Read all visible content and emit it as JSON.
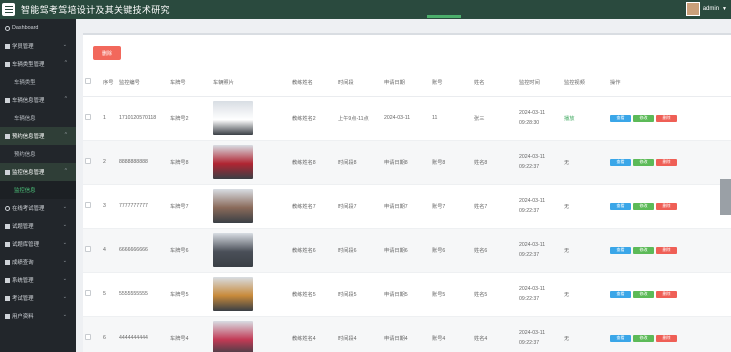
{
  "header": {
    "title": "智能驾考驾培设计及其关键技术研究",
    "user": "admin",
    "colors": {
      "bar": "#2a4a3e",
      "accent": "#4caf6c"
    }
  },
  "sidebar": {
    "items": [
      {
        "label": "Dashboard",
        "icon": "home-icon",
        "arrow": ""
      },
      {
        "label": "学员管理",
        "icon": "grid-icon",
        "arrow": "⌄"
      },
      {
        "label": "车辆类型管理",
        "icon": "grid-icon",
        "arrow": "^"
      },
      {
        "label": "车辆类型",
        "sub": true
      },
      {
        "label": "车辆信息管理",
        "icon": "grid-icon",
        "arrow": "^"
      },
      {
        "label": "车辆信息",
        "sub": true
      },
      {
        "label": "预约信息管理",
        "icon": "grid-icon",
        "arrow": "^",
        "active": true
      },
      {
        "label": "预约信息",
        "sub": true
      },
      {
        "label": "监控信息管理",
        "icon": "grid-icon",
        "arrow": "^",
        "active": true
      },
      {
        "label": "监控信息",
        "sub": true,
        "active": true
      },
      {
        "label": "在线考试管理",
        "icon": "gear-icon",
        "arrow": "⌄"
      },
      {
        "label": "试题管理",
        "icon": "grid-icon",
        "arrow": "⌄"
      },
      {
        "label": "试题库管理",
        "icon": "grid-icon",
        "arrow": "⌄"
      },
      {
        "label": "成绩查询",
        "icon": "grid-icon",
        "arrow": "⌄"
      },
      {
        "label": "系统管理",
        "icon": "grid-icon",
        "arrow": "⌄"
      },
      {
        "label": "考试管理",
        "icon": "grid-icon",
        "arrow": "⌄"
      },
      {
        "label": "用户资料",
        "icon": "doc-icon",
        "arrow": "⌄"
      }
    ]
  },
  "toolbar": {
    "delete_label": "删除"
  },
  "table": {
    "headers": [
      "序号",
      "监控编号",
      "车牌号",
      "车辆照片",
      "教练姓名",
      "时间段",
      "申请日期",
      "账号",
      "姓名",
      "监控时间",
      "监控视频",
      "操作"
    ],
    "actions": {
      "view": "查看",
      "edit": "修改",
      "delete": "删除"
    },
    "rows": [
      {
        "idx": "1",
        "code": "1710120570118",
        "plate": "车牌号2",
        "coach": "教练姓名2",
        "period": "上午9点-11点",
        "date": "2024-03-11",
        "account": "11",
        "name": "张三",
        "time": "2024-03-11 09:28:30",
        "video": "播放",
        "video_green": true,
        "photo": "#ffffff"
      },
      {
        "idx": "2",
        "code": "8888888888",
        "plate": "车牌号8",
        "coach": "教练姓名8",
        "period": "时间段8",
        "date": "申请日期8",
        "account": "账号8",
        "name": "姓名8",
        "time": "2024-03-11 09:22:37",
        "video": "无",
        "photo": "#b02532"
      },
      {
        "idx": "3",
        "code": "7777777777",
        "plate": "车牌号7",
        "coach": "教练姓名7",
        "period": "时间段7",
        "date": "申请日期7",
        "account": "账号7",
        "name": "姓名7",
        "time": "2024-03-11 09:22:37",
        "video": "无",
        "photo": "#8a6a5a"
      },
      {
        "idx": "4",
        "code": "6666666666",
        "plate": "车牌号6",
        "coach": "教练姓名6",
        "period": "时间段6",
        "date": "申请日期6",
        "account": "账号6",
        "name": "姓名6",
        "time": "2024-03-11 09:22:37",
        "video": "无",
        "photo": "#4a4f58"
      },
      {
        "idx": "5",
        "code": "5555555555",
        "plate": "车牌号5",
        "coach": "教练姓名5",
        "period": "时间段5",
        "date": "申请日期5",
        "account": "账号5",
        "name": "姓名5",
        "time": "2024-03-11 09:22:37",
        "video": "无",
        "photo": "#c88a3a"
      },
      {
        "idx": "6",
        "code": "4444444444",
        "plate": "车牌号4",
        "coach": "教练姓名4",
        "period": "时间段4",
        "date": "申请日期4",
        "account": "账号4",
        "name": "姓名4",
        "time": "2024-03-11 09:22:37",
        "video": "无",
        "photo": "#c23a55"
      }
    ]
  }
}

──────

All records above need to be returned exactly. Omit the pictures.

Read all visible content and emit it as JSON.
{
  "header": {
    "title": "智能驾考驾培设计及其关键技术研究",
    "user": "admin",
    "colors": {
      "bar": "#2a4a3e",
      "accent": "#4caf6c"
    }
  },
  "sidebar": {
    "items": [
      {
        "label": "Dashboard",
        "icon": "home-icon",
        "arrow": ""
      },
      {
        "label": "学员管理",
        "icon": "grid-icon",
        "arrow": "⌄"
      },
      {
        "label": "车辆类型管理",
        "icon": "grid-icon",
        "arrow": "^"
      },
      {
        "label": "车辆类型",
        "sub": true
      },
      {
        "label": "车辆信息管理",
        "icon": "grid-icon",
        "arrow": "^"
      },
      {
        "label": "车辆信息",
        "sub": true
      },
      {
        "label": "预约信息管理",
        "icon": "grid-icon",
        "arrow": "^",
        "active": true
      },
      {
        "label": "预约信息",
        "sub": true
      },
      {
        "label": "监控信息管理",
        "icon": "grid-icon",
        "arrow": "^",
        "active": true
      },
      {
        "label": "监控信息",
        "sub": true,
        "active": true
      },
      {
        "label": "在线考试管理",
        "icon": "gear-icon",
        "arrow": "⌄"
      },
      {
        "label": "试题管理",
        "icon": "grid-icon",
        "arrow": "⌄"
      },
      {
        "label": "试题库管理",
        "icon": "grid-icon",
        "arrow": "⌄"
      },
      {
        "label": "成绩查询",
        "icon": "grid-icon",
        "arrow": "⌄"
      },
      {
        "label": "系统管理",
        "icon": "grid-icon",
        "arrow": "⌄"
      },
      {
        "label": "考试管理",
        "icon": "grid-icon",
        "arrow": "⌄"
      },
      {
        "label": "用户资料",
        "icon": "doc-icon",
        "arrow": "⌄"
      }
    ]
  },
  "toolbar": {
    "delete_label": "删除"
  },
  "table": {
    "headers": [
      "序号",
      "监控编号",
      "车牌号",
      "车辆照片",
      "教练姓名",
      "时间段",
      "申请日期",
      "账号",
      "姓名",
      "监控时间",
      "监控视频",
      "操作"
    ],
    "actions": {
      "view": "查看",
      "edit": "修改",
      "delete": "删除"
    },
    "rows": [
      {
        "idx": "1",
        "code": "1710120570118",
        "plate": "车牌号2",
        "coach": "教练姓名2",
        "period": "上午9点-11点",
        "date": "2024-03-11",
        "account": "11",
        "name": "张三",
        "time": "2024-03-11 09:28:30",
        "video": "播放",
        "video_green": true,
        "photo": "#ffffff"
      },
      {
        "idx": "2",
        "code": "8888888888",
        "plate": "车牌号8",
        "coach": "教练姓名8",
        "period": "时间段8",
        "date": "申请日期8",
        "account": "账号8",
        "name": "姓名8",
        "time": "2024-03-11 09:22:37",
        "video": "无",
        "photo": "#b02532"
      },
      {
        "idx": "3",
        "code": "7777777777",
        "plate": "车牌号7",
        "coach": "教练姓名7",
        "period": "时间段7",
        "date": "申请日期7",
        "account": "账号7",
        "name": "姓名7",
        "time": "2024-03-11 09:22:37",
        "video": "无",
        "photo": "#8a6a5a"
      },
      {
        "idx": "4",
        "code": "6666666666",
        "plate": "车牌号6",
        "coach": "教练姓名6",
        "period": "时间段6",
        "date": "申请日期6",
        "account": "账号6",
        "name": "姓名6",
        "time": "2024-03-11 09:22:37",
        "video": "无",
        "photo": "#4a4f58"
      },
      {
        "idx": "5",
        "code": "5555555555",
        "plate": "车牌号5",
        "coach": "教练姓名5",
        "period": "时间段5",
        "date": "申请日期5",
        "account": "账号5",
        "name": "姓名5",
        "time": "2024-03-11 09:22:37",
        "video": "无",
        "photo": "#c88a3a"
      },
      {
        "idx": "6",
        "code": "4444444444",
        "plate": "车牌号4",
        "coach": "教练姓名4",
        "period": "时间段4",
        "date": "申请日期4",
        "account": "账号4",
        "name": "姓名4",
        "time": "2024-03-11 09:22:37",
        "video": "无",
        "photo": "#c23a55"
      }
    ]
  }
}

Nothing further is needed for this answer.